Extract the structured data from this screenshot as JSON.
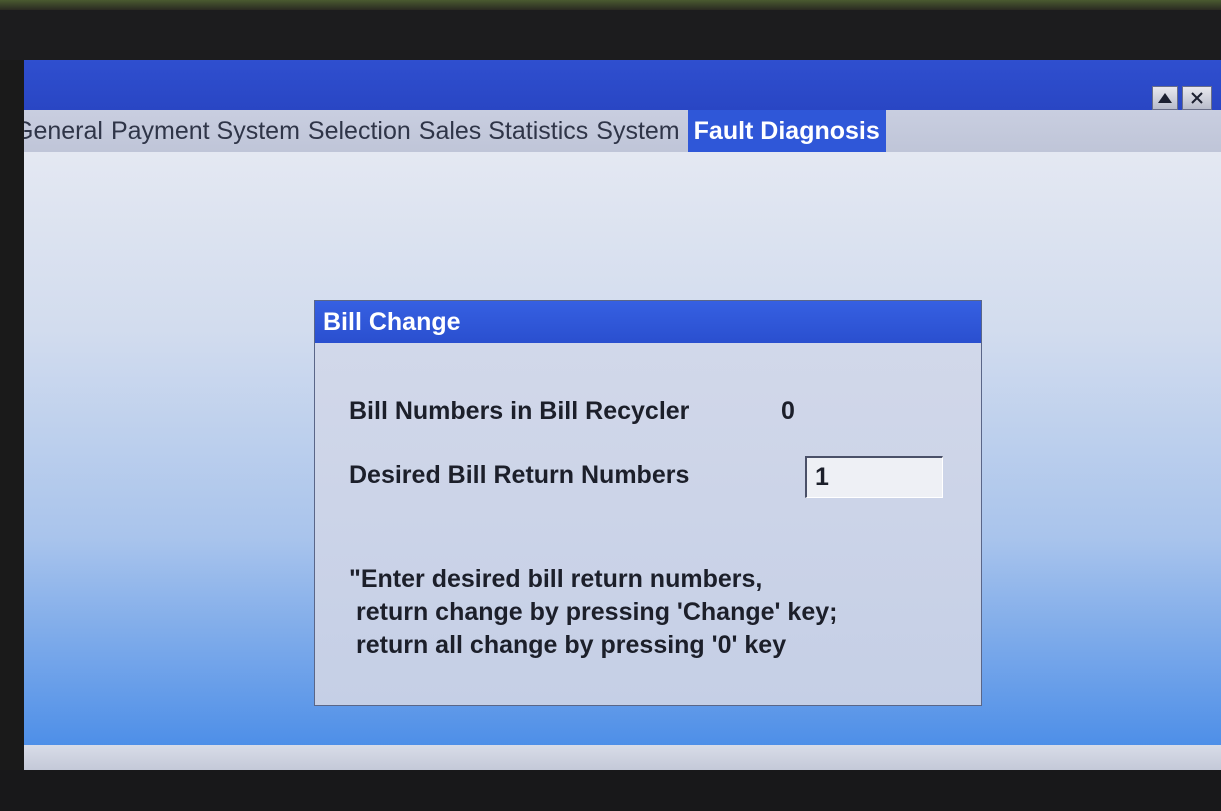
{
  "window": {
    "scroll_up_icon": "triangle-up-icon",
    "close_icon": "close-icon"
  },
  "tabs": [
    {
      "label": "General",
      "active": false
    },
    {
      "label": "Payment System",
      "active": false
    },
    {
      "label": "Selection",
      "active": false
    },
    {
      "label": "Sales Statistics",
      "active": false
    },
    {
      "label": "System",
      "active": false
    },
    {
      "label": "Fault Diagnosis",
      "active": true
    }
  ],
  "dialog": {
    "title": "Bill Change",
    "recycler_label": "Bill Numbers in Bill Recycler",
    "recycler_count": "0",
    "desired_label": "Desired Bill Return Numbers",
    "desired_value": "1",
    "hint_lines": [
      "\"Enter desired bill return numbers,",
      "return change by pressing 'Change' key;",
      "return all change by pressing '0' key"
    ]
  },
  "colors": {
    "titlebar": "#2946c4",
    "active_tab": "#2f57d8",
    "dialog_title": "#2a4fcf"
  }
}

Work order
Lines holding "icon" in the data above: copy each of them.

Exercise result
    "scroll_up_icon": "triangle-up-icon",
    "close_icon": "close-icon"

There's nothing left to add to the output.